In this first series of articles related to the title, I sat down and visited with some young industry professionals and picked their brains about how they think, based on their short tenure, and about how students can get into the industry. When interviewing these young professionals representatives of three distinct areas within college sports from at an FBS institution, I quickly heard a few common themes. However, their advice is based on their respective areas, which allows for deeper insight: Here are my results:

Professional Name: Mr. Eric Trimborn

Institution: Texas A&M University-College Station

Title: Assistant Director of Marketing


Previous Schools: University of North Carolina-Greensboro

Alma Mater: University of Connecticut

Advice to students:

  • Don’t be afraid to work for free.
  • Get any kind of experience you can from ANY area with the athletic department.
  • Network with full-time staff members. Don’t be afraid to start a conversation.
  • Join the National Association of Collegiate Marketing Administrators (NACMA)
  • Attend the NACMA convention (they have student registration). Get a group together to help alleviate hotel costs.
  • Build your LinkedIn profile. Begin creating connections and endorsements.
  • Place your Facebook on private or content restricted assess.

Professional Name: Mrs. Logan Kickham

Institution: Texas A&M University/12th Man Foundation

Title: Suites and Clubs Manager


Alma Mater: Texas A&M University-College Station

Advice to students:

  • Get an internship as soon as possible, and once you get that internship, make it your top priority while maintaining your scholastic responsibilities. Focus on the internship to get all you can get from it.
  • Be involved on campus. Actively search for leadership roles.
  • Join a professional organization. We are members of the Association of Luxury Suite Directors. Get to know the leaders of the industry.
  • Always use opportunities and involvement to network. Make connections and make yourself known and don’t be afraid to let them know you are looking for opportunities.
  • Get into the organization anyway you can. Find opportunities to work or volunteer in the area that best fits your career path and get to know those decision makers.
  • Don’t be afraid to ask for help in looking for job opportunities.
  • Make a difference. Once in the organization make the place think that they wouldn’t know what to do without you being there.

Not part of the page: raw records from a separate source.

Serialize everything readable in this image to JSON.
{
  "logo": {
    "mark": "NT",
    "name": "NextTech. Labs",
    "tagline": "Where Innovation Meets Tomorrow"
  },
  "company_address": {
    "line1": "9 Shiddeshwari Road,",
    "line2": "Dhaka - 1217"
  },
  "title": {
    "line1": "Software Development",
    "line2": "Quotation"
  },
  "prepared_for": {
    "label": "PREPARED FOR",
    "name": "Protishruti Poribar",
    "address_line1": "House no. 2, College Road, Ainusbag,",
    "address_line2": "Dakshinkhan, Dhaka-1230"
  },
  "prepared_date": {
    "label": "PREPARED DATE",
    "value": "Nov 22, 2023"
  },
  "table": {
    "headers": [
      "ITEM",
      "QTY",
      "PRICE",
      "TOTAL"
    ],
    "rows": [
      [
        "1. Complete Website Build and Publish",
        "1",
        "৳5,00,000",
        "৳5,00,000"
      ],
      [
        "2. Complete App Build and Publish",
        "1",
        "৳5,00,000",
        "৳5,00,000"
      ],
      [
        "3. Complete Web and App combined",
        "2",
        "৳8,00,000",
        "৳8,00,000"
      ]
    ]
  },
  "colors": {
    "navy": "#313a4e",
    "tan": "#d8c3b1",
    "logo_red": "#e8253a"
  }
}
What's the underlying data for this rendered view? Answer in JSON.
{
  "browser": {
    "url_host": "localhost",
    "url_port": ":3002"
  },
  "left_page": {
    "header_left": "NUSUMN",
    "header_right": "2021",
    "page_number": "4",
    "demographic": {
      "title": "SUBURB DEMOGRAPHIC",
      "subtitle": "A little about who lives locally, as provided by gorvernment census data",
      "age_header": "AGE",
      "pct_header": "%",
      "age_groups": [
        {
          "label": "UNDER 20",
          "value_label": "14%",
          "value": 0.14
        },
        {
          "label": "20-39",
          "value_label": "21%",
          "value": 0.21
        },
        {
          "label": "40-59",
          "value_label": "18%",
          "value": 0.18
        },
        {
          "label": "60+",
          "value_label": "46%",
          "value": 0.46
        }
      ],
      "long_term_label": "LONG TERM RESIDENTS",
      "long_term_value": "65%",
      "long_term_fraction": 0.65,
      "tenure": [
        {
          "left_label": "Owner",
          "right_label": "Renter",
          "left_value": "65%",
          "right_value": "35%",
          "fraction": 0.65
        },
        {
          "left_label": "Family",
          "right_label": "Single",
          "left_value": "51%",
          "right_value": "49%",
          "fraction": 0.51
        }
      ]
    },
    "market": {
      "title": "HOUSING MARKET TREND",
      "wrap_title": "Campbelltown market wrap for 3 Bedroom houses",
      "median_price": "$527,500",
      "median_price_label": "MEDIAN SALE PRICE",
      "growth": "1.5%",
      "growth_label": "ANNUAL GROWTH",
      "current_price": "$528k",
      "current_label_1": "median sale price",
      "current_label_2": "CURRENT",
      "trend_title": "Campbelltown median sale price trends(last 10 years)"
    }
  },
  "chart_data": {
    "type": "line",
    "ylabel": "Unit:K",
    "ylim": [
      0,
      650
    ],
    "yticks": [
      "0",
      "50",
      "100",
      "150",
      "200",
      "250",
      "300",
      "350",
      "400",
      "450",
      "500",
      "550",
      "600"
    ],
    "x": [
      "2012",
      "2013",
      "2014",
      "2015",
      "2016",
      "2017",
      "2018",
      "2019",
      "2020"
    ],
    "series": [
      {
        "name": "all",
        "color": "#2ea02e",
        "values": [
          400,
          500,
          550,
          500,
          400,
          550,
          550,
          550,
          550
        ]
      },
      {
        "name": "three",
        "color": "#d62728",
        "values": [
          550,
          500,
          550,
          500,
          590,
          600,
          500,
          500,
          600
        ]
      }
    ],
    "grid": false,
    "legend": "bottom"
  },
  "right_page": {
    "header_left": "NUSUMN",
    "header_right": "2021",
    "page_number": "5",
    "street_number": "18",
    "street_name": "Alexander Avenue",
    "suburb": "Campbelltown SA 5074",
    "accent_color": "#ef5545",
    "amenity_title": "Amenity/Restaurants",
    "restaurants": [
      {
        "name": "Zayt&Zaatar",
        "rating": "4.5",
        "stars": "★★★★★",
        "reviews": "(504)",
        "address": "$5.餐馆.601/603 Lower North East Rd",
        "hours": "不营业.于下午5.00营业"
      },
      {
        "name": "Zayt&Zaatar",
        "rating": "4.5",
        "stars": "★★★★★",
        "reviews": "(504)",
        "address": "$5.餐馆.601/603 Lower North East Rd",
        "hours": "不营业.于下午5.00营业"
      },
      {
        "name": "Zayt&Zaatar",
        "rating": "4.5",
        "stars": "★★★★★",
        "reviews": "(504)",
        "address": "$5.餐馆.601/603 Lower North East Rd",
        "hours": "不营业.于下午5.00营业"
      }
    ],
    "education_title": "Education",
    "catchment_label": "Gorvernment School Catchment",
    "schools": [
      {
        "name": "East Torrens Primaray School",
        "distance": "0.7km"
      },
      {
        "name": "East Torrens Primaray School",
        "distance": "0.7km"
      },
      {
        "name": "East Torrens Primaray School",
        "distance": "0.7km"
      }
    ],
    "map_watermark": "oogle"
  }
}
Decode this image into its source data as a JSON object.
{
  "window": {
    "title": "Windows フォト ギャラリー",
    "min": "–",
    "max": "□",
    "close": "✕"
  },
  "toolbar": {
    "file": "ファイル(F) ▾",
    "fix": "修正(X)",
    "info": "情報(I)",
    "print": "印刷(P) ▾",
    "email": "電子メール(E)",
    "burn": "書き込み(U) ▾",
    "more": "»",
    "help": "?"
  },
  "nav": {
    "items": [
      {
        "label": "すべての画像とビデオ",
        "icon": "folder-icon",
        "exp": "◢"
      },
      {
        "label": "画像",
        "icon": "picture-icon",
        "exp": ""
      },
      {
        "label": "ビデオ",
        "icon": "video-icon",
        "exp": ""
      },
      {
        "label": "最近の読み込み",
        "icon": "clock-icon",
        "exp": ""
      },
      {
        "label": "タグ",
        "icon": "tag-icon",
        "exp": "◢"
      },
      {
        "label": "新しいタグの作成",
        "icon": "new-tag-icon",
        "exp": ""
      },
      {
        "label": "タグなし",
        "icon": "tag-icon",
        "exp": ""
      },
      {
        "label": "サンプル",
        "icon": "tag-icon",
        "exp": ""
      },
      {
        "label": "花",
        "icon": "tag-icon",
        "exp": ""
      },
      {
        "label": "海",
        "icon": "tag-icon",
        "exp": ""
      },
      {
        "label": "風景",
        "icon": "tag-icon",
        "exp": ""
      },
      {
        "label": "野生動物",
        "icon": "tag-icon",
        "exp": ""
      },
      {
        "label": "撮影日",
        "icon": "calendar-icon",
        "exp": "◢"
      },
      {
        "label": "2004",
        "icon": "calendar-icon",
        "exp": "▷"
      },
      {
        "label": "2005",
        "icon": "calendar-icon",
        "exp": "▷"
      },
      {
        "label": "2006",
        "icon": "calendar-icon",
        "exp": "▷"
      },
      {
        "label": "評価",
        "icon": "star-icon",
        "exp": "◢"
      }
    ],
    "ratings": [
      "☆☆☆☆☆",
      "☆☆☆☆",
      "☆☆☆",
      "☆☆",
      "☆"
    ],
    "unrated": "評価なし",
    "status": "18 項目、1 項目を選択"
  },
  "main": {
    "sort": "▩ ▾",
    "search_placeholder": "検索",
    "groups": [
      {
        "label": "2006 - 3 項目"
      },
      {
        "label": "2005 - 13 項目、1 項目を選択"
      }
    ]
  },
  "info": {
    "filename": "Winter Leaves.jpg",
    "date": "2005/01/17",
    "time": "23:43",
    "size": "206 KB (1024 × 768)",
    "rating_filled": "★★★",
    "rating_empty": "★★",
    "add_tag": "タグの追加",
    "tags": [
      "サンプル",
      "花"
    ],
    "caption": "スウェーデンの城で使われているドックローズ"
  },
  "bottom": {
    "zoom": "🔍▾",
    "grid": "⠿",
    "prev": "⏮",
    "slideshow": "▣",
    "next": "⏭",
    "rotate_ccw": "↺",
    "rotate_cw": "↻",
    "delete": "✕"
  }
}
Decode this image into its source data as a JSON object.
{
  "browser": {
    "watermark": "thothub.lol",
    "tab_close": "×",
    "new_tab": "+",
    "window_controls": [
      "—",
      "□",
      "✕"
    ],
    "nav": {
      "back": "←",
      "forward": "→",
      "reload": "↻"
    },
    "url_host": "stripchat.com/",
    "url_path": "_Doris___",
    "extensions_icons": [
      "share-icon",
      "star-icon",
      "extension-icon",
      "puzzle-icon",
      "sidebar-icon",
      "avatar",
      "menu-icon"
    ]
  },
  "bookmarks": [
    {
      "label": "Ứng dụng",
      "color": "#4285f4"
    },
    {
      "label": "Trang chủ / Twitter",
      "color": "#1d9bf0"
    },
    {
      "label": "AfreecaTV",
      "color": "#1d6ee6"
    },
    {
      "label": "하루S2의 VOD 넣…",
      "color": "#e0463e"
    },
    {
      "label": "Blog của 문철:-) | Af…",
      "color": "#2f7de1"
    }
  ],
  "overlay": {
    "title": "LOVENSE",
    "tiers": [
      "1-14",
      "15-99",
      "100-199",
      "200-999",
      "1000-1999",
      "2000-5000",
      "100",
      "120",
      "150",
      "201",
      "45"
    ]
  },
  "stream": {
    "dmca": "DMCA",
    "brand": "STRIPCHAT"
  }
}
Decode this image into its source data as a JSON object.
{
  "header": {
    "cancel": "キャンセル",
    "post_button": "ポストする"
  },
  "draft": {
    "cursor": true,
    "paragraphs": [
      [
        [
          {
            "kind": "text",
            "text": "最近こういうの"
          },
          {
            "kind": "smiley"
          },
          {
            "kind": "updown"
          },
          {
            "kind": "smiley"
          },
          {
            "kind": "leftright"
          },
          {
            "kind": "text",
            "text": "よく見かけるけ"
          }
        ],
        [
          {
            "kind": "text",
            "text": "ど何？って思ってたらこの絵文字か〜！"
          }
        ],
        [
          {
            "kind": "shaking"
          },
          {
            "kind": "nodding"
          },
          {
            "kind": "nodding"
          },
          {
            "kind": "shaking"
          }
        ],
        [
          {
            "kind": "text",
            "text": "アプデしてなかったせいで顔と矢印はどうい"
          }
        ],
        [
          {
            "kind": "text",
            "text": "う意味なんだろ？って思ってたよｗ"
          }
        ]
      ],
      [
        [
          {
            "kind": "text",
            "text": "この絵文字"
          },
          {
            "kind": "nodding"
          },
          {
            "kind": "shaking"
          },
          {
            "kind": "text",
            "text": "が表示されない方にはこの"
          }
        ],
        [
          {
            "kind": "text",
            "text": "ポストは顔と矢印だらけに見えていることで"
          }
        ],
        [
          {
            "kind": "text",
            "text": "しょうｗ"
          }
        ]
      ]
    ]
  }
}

Professional Name: Mr. John Daniel

Institution: Texas A&M University-College Station

Title: Assistant Financial Manager


Previous school: University of Maryland

Alma Mater: Louisiana State University

Advice to students:

  • Use resources available on campus or in your locale to get into the profession.
  • Ask to do a job shadow or volunteer.
  • Ask to meet other professionals in person to discuss opportunities…don’t just email them asking if they have opportunities. Schedule face to face time.
  • Attend professional organization convention. The College Athletic Business Management Association is for the people in business and finance.
  • Once in the organization, get out and meet others. Don’t think that the only ones who can help you are the ones in managerial or supervisor positions.
  • When attending other sporting events, do not be afraid to speak with staff or event workers. Ask them what they do and how they got involved.
  • Lastly, don’t be afraid to work for free. If that is what it takes to get your foot in the door, do it!

As you can see there are many different perspectives given from different areas. Common themes include volunteering, working hard, joining a professional organization, getting into the organization early and getting over the apprehension to talk to people. This is sound advice from my perspective. My only addition to the themes is to keep your eyes on the goal. I have followed this my entire career and it has never led me down the wrong path. Sure there might have been some rocky paths, but those paths have always led to something sweeter.

Go forth and be productive!